V. V. Krishna, Science, Technology and Society, 2021.
Abstract: India was perhaps the only country among the developing world with a colonial past to have organised and established a national science community much before it attained its independence. Nehruvian science and technology (S&T) policy in India's formative years left a distinct imprint in the post-colonial and post-independent India. With a huge population of nearly 1.35 billion people, India has not been dependent on food from outside countries since the 1960s. Green and White Revolutions have made immense contributions to develop scientific and technical capacities in agriculture. India's innovation system, including higher education, has given her some comparative advantage through 'human capital' in information technology, biotechnology, pharmaceuticals, space research and so on. In export promotion and economic competitiveness in technology-based industries, we lag compared with East Asian 'Dragons'. India's informal sector poses a formidable challenge with more than 95% of the total labour force, about 550 million, 90% of which is 8th class dropouts. When we begin to assess our national innovation system, one feature that stands out to research observers is few islands of excellence and vast 'hinterlands' of underdeveloped research potential. There is clearly a gap between theory and practice of science policy in India.

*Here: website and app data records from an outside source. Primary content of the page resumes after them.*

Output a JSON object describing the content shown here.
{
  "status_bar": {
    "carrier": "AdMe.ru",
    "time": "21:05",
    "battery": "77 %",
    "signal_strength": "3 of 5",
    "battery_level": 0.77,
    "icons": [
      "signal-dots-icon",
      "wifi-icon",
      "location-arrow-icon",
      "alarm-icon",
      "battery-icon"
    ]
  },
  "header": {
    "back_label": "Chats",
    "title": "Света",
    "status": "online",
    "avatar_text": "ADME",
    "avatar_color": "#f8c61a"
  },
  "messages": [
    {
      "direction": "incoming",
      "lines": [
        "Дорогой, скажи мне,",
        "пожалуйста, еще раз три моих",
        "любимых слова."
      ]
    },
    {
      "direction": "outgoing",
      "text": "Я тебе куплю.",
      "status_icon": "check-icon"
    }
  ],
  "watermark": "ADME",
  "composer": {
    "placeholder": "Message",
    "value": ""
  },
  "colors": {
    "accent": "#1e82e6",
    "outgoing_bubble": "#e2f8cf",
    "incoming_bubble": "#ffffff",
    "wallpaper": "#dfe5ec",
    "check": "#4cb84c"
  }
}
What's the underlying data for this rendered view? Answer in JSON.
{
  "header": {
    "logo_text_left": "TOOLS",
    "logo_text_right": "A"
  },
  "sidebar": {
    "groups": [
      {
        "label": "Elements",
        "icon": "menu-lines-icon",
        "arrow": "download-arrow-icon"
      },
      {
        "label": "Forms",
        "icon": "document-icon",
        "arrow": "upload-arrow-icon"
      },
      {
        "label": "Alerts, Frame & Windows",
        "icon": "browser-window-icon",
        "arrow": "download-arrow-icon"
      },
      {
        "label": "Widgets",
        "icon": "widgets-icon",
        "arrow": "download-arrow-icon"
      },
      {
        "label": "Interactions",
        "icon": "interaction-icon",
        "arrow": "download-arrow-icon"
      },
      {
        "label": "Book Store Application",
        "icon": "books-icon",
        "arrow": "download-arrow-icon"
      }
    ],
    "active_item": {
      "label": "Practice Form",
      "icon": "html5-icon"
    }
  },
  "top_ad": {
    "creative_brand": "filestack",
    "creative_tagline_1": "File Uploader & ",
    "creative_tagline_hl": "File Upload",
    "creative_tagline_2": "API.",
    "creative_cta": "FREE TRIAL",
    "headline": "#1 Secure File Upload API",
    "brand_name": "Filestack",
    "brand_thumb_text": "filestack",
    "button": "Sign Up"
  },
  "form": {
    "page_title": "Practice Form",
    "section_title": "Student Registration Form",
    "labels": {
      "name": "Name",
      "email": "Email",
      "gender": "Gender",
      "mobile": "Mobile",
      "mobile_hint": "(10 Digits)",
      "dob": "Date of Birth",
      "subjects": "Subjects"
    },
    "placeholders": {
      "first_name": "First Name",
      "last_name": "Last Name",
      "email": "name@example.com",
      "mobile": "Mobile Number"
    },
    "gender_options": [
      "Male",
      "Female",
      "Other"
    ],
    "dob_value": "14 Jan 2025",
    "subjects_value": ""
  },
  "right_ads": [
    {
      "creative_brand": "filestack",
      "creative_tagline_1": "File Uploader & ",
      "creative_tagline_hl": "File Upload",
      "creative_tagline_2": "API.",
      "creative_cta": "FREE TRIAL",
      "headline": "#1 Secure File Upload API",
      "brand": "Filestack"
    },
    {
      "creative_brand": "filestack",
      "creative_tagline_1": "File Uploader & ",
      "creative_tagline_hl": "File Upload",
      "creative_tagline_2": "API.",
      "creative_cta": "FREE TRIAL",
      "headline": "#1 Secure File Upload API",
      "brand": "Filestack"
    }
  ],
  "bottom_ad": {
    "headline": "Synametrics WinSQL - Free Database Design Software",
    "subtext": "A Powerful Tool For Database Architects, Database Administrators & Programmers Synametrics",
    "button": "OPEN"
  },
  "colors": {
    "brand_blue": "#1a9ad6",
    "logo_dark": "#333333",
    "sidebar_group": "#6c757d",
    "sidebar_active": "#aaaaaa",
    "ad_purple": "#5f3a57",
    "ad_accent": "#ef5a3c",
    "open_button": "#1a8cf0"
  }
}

Our gross expenditure on research and development as a proportion of gross domestic product remained relatively stagnant and, in fact, receded from 0.8% in the 1990s to 0.7% in 2020. In this period, our neighbour, China, left us far behind in S&T for development.